> **Your goal**: Search the records for the string "cartoon" and report how many lines contain it, with nothing else.

%%

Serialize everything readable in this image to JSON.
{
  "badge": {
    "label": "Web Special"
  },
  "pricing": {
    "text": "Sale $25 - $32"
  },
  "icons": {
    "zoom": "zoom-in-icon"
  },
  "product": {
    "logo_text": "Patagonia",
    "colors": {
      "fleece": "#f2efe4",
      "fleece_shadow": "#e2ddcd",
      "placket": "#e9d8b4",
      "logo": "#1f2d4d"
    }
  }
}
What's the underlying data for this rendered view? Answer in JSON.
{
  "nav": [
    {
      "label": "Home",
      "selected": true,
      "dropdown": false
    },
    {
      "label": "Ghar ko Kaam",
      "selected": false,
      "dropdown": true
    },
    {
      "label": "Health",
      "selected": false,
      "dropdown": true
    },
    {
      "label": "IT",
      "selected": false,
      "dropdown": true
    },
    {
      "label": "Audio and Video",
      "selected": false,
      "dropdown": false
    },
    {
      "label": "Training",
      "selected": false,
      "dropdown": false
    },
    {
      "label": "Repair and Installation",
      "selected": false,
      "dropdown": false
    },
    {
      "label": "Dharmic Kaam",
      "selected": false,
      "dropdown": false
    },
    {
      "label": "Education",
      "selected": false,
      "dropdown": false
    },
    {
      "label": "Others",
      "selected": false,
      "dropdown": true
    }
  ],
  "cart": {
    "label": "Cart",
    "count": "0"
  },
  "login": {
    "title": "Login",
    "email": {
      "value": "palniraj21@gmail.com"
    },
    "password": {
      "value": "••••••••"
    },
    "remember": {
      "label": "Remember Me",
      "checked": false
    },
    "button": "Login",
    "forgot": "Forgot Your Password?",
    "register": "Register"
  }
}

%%
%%

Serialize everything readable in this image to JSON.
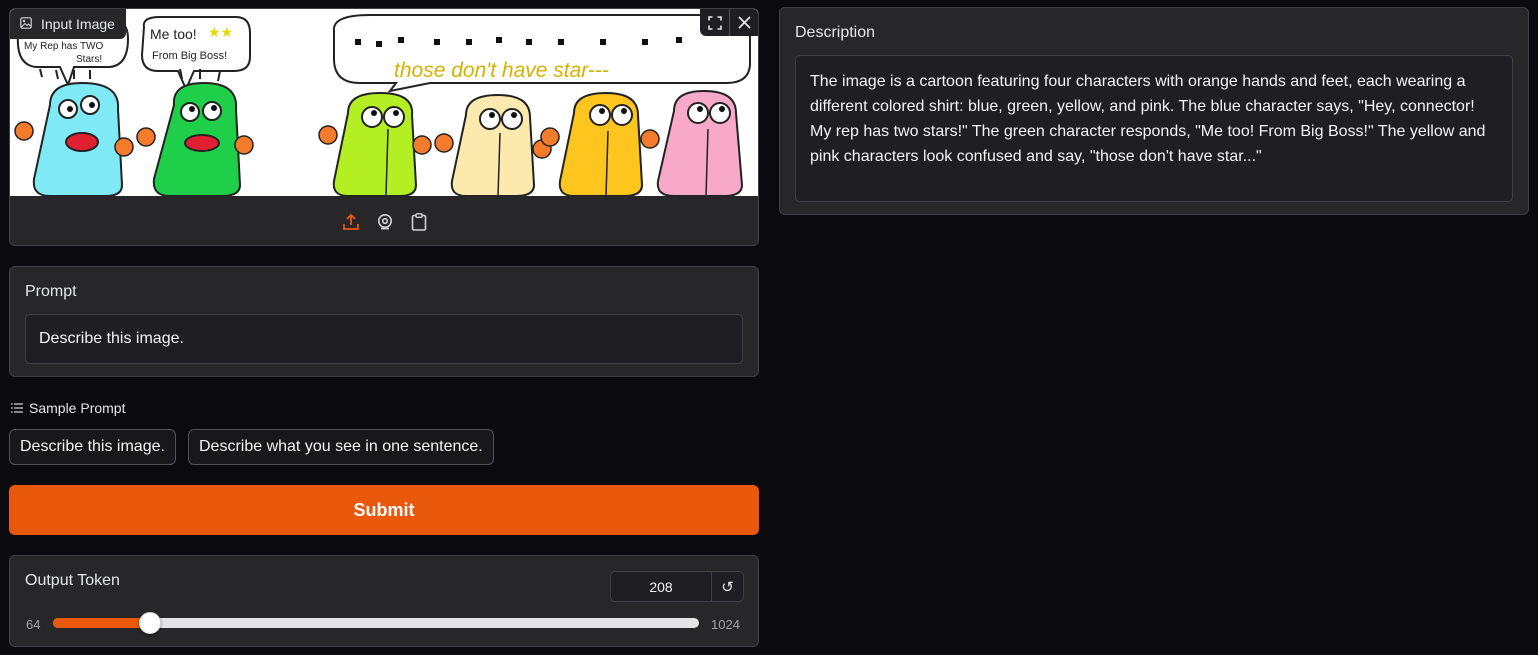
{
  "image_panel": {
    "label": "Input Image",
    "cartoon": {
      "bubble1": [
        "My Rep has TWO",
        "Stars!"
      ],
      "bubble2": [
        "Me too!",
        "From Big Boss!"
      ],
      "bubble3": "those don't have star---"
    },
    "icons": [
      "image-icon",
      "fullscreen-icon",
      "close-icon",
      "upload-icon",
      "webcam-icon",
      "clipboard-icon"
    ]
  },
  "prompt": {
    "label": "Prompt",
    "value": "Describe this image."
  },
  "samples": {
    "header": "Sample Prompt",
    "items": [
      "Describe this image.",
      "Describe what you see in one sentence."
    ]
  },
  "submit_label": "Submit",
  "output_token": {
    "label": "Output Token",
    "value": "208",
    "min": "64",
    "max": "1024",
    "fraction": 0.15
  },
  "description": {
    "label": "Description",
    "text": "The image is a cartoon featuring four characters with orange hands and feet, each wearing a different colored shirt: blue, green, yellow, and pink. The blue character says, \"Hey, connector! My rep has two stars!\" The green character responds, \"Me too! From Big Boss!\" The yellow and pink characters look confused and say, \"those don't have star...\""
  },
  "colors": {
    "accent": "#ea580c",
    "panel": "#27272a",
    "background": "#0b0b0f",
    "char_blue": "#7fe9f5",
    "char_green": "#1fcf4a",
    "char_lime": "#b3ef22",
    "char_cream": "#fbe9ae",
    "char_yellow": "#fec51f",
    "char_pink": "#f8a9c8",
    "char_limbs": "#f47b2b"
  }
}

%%

> **Solution to the exercise**: 2